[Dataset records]
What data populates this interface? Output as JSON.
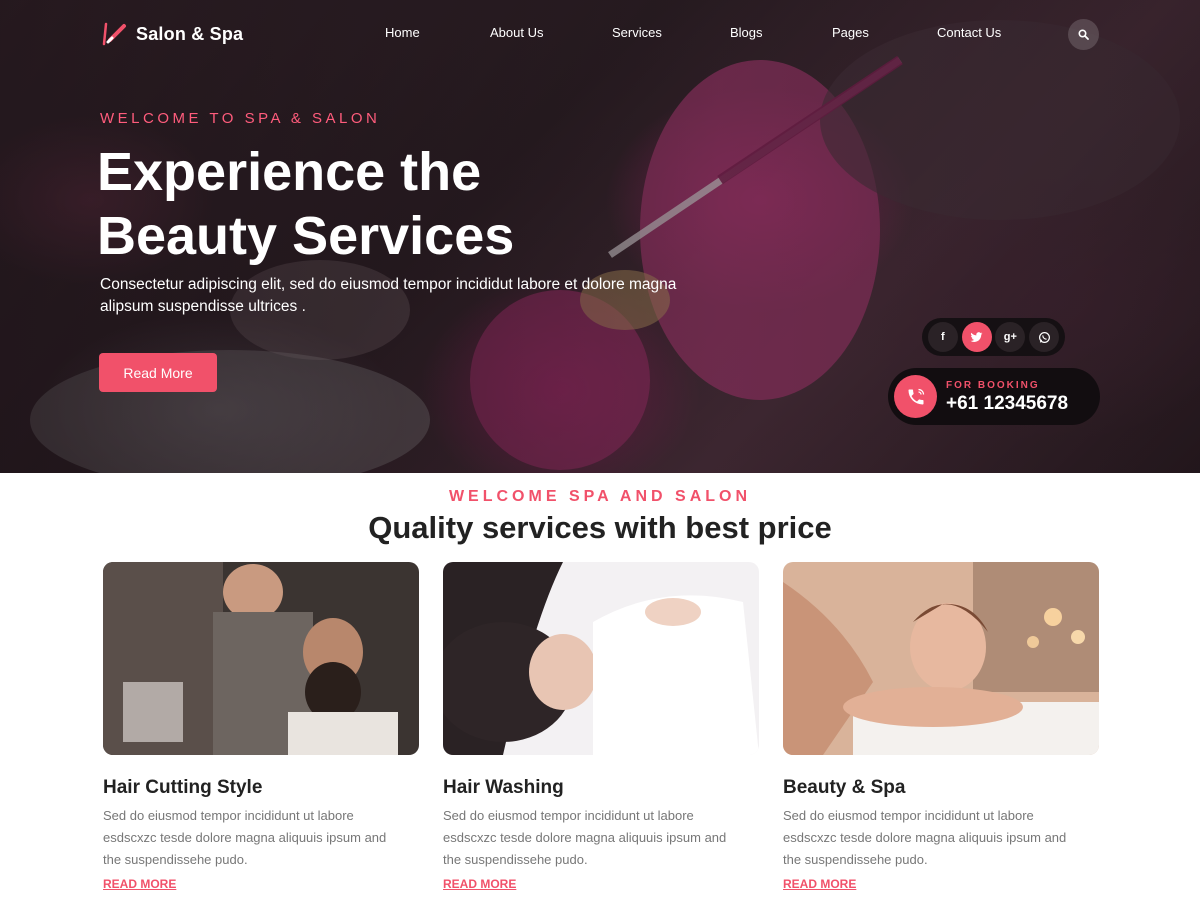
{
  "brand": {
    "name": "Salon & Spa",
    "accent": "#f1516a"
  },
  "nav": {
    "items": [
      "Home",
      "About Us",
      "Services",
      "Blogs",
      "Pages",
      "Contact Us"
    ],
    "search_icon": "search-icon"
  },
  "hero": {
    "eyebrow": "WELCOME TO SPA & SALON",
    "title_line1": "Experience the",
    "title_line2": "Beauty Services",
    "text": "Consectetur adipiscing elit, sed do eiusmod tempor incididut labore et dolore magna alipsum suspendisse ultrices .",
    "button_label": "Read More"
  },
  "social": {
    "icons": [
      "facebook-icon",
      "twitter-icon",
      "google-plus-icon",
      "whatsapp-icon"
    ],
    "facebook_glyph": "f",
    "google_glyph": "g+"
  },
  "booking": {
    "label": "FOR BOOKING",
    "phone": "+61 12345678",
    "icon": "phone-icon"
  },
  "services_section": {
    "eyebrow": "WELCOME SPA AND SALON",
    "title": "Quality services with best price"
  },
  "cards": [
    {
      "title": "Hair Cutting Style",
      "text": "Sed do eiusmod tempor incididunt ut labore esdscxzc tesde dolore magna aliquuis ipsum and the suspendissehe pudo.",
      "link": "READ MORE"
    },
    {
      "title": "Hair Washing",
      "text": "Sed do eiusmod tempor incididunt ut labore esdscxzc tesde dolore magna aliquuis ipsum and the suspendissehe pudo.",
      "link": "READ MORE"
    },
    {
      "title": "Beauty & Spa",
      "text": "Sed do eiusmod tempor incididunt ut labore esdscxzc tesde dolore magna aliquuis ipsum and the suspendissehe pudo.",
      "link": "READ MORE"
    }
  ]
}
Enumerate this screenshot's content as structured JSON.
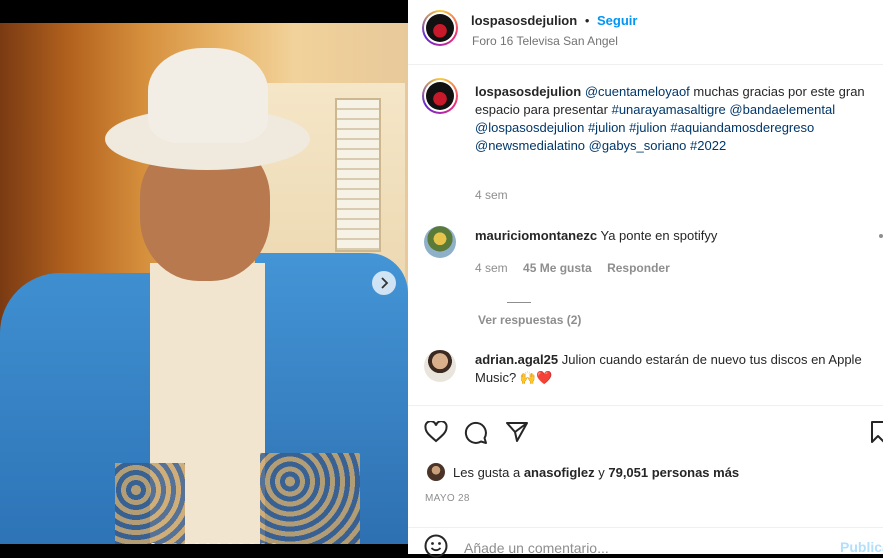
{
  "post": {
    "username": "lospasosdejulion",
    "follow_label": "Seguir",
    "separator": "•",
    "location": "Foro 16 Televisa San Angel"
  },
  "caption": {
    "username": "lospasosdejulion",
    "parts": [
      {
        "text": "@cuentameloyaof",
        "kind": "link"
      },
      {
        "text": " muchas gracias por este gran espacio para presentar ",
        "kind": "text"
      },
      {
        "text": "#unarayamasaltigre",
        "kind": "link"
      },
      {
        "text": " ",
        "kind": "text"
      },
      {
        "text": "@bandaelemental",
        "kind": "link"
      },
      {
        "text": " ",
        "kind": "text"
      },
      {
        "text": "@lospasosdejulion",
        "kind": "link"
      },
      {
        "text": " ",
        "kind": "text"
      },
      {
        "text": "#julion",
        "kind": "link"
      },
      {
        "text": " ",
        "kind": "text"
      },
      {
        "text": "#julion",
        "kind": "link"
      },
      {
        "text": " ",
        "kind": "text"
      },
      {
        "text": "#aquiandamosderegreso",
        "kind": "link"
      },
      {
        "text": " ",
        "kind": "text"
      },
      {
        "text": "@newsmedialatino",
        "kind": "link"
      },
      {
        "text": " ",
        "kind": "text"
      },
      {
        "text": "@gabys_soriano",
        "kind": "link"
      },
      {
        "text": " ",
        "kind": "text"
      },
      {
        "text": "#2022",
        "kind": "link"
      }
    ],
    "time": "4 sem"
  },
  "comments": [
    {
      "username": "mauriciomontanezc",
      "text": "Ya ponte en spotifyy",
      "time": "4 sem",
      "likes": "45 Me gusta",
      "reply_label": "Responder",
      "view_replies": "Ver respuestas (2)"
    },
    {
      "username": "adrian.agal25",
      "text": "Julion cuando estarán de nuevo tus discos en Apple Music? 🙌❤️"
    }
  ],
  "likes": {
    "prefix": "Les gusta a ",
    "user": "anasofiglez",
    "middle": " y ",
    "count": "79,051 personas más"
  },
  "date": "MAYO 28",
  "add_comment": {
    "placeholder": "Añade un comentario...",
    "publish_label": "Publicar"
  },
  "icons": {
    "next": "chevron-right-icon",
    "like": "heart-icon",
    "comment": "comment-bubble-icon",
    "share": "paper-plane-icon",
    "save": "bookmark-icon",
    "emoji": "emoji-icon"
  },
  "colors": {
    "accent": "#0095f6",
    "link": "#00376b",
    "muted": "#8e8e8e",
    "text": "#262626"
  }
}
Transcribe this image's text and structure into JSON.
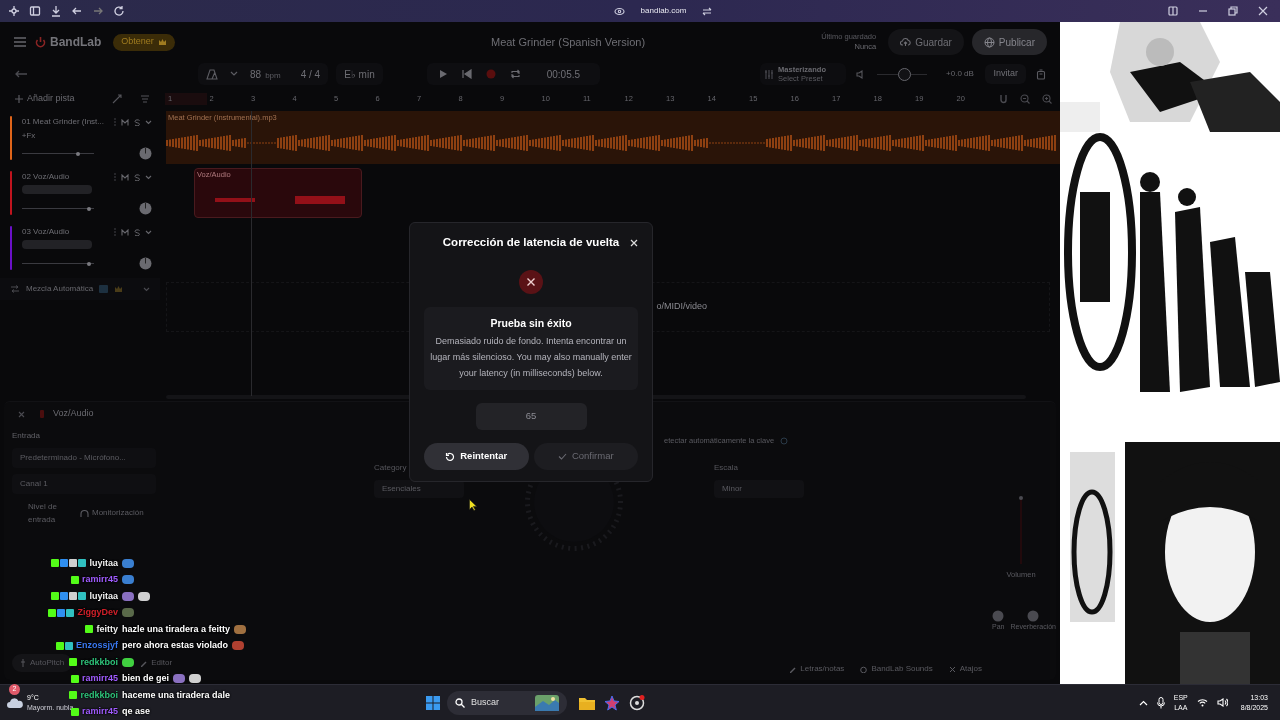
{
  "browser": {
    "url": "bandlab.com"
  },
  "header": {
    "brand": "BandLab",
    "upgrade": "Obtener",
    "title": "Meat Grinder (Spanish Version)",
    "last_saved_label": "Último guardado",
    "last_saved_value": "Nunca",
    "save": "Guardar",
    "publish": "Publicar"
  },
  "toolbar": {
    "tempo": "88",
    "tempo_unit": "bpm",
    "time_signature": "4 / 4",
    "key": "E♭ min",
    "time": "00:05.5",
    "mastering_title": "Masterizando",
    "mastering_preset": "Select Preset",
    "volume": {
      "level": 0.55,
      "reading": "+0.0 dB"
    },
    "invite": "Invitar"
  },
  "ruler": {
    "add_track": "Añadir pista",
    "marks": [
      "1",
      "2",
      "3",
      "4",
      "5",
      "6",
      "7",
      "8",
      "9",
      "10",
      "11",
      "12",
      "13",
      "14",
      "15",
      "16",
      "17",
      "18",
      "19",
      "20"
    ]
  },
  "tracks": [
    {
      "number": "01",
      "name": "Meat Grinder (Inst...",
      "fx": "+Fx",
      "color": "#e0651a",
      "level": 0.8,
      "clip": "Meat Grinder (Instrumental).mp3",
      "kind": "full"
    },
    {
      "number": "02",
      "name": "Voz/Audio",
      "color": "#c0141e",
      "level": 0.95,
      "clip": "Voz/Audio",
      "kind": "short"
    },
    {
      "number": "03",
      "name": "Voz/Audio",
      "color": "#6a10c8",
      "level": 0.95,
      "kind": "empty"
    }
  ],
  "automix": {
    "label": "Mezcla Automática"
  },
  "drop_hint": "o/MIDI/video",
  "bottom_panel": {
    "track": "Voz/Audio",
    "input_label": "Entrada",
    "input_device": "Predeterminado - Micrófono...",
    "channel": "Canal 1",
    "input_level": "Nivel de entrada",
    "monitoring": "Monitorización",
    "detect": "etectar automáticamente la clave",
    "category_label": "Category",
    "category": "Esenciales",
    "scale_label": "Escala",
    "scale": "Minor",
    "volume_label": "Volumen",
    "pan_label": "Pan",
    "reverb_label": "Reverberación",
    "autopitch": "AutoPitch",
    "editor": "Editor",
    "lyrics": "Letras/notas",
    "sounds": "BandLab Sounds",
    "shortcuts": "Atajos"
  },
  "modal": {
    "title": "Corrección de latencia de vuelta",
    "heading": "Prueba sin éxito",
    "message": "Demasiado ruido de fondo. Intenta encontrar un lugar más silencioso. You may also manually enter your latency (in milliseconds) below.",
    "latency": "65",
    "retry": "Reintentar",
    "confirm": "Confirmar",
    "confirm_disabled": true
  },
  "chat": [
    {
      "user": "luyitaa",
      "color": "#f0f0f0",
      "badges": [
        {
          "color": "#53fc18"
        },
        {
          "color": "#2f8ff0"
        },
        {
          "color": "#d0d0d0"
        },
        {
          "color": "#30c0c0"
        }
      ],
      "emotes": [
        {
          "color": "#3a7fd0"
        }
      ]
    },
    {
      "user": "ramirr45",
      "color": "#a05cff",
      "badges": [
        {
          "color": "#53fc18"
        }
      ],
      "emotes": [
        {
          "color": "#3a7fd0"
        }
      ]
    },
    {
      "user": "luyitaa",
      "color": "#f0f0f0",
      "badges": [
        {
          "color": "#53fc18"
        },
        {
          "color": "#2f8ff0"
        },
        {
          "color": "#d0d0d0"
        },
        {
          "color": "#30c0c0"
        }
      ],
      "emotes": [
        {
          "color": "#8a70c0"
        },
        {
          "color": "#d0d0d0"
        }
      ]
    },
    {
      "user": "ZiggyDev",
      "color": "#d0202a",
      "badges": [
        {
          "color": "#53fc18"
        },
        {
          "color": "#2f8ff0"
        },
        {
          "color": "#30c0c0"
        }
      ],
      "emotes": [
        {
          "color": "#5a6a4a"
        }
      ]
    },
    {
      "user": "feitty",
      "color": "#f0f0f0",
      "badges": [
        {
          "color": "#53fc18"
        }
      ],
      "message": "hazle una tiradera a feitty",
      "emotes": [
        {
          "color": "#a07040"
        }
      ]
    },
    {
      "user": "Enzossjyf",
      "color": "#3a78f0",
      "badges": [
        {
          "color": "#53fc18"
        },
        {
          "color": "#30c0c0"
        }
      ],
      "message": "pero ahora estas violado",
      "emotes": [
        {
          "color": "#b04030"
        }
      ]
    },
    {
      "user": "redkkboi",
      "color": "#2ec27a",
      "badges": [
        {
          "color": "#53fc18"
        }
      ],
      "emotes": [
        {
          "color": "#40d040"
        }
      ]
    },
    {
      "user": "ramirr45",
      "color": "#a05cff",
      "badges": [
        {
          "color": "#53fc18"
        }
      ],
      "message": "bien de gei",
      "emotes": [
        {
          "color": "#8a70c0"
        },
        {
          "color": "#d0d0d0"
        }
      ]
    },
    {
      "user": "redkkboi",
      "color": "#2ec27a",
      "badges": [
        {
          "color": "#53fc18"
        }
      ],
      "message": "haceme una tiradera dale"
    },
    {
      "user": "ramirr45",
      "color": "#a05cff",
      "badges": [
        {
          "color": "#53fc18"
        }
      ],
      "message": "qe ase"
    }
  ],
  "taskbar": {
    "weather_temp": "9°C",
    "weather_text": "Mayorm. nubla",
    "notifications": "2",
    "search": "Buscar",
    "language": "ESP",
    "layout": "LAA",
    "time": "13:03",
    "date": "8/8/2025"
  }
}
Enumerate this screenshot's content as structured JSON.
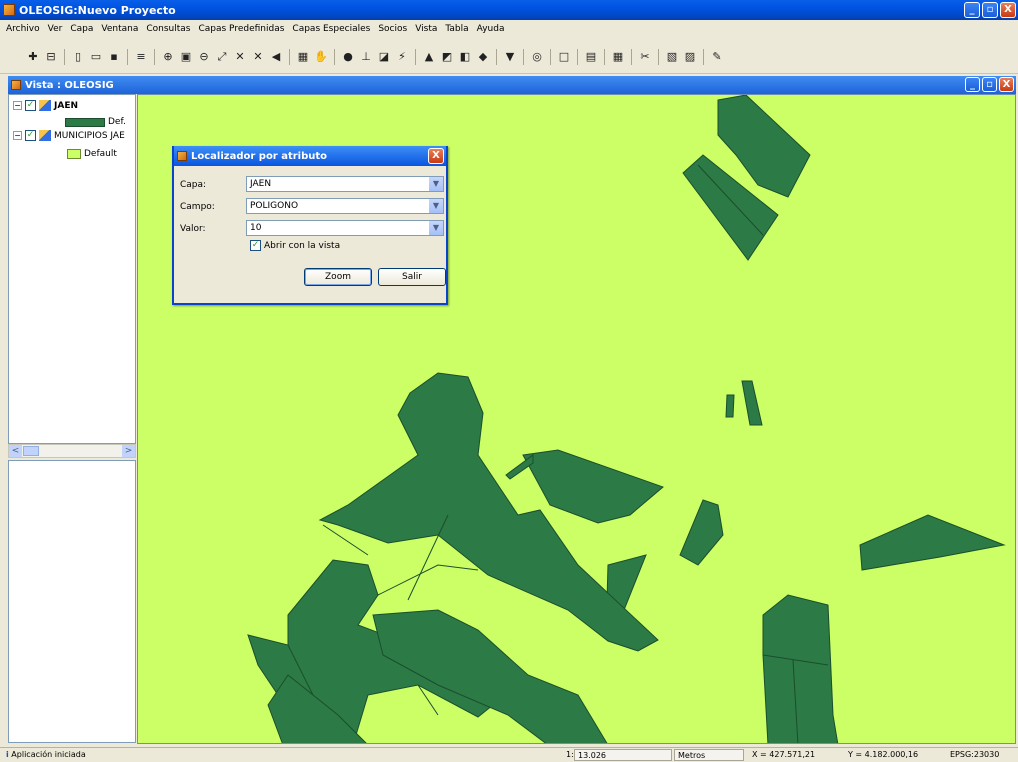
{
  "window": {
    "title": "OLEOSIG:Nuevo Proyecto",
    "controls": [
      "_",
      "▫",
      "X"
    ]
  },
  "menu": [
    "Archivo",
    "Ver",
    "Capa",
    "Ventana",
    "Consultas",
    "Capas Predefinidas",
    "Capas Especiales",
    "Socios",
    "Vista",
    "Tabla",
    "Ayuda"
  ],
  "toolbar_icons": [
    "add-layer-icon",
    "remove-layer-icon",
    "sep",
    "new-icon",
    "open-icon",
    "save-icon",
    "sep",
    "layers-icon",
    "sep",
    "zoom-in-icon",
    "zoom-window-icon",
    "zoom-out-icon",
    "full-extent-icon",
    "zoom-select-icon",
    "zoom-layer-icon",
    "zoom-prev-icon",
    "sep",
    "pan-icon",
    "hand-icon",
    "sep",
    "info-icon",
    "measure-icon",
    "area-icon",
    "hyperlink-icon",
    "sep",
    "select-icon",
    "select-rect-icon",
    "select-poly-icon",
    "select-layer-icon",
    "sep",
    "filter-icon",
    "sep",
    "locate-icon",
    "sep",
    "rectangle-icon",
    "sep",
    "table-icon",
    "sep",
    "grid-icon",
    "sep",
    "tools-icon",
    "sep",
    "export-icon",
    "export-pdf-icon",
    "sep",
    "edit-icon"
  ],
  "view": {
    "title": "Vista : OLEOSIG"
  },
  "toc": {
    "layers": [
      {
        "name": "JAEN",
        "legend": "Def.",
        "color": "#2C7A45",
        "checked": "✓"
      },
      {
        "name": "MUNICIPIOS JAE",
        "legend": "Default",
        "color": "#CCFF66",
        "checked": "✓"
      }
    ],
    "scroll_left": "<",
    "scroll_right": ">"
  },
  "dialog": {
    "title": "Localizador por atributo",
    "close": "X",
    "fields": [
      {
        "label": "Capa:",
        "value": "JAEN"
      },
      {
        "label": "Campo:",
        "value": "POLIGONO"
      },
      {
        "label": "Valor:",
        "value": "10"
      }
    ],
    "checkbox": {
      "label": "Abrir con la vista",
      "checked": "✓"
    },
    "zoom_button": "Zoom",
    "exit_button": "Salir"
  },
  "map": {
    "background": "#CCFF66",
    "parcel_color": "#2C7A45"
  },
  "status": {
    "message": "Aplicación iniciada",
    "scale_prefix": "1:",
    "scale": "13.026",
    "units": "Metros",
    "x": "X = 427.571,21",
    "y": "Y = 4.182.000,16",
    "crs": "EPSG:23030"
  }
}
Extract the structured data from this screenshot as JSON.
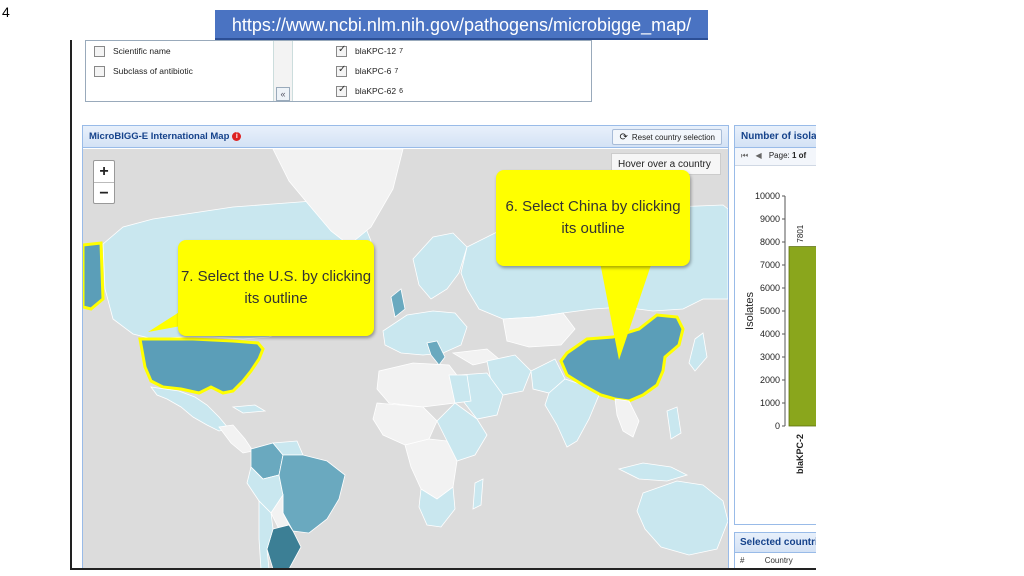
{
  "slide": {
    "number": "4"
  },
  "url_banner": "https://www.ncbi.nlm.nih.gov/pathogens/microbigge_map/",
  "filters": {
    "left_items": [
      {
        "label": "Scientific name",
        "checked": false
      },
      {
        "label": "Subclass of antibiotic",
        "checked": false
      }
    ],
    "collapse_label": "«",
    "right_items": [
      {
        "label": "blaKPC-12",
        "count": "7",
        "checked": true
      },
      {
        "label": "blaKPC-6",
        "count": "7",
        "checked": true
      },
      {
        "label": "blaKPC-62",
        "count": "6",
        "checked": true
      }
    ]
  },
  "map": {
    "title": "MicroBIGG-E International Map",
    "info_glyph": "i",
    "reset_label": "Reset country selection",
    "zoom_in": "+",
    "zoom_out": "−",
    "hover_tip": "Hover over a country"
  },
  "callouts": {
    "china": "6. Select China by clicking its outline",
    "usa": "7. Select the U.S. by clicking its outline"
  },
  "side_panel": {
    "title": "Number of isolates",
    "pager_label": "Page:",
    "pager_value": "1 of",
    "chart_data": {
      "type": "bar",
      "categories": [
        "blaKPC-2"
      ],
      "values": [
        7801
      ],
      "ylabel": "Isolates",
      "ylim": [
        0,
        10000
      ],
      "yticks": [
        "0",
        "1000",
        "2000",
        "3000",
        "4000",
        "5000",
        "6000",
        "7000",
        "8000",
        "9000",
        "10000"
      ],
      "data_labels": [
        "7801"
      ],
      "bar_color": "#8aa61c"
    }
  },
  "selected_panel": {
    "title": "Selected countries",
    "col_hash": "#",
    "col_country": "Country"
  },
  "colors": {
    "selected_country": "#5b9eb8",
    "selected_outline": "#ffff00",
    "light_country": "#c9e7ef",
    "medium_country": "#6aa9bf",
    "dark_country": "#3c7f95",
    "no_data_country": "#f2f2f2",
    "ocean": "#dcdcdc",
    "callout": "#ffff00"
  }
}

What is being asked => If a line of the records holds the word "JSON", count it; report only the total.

Output of the task => 5